PROBLEM DESCRIPTION:
The whole listing is to be repeated exactly. Add nothing.

MATERIAL TO PROCESS section start

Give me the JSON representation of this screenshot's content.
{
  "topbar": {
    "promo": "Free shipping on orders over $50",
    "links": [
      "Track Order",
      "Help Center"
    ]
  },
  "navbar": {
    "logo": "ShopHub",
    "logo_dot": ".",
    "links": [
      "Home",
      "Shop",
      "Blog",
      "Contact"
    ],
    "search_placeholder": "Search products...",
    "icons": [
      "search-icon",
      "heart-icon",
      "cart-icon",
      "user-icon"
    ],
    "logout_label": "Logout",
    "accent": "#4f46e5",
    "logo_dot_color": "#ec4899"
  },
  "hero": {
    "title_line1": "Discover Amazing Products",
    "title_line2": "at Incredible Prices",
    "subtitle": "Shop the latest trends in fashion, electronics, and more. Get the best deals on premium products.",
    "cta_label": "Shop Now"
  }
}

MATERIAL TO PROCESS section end

ANSWER TO THIS EXERCISE:
Give me the JSON representation of this screenshot's content.
{
  "topbar": {
    "promo": "Free shipping on orders over $50",
    "links": [
      "Track Order",
      "Help Center"
    ]
  },
  "navbar": {
    "logo": "ShopHub",
    "logo_dot": ".",
    "links": [
      "Home",
      "Shop",
      "Blog",
      "Contact"
    ],
    "search_placeholder": "Search products...",
    "icons": [
      "search-icon",
      "heart-icon",
      "cart-icon",
      "user-icon"
    ],
    "logout_label": "Logout",
    "accent": "#4f46e5",
    "logo_dot_color": "#ec4899"
  },
  "hero": {
    "title_line1": "Discover Amazing Products",
    "title_line2": "at Incredible Prices",
    "subtitle": "Shop the latest trends in fashion, electronics, and more. Get the best deals on premium products.",
    "cta_label": "Shop Now"
  }
}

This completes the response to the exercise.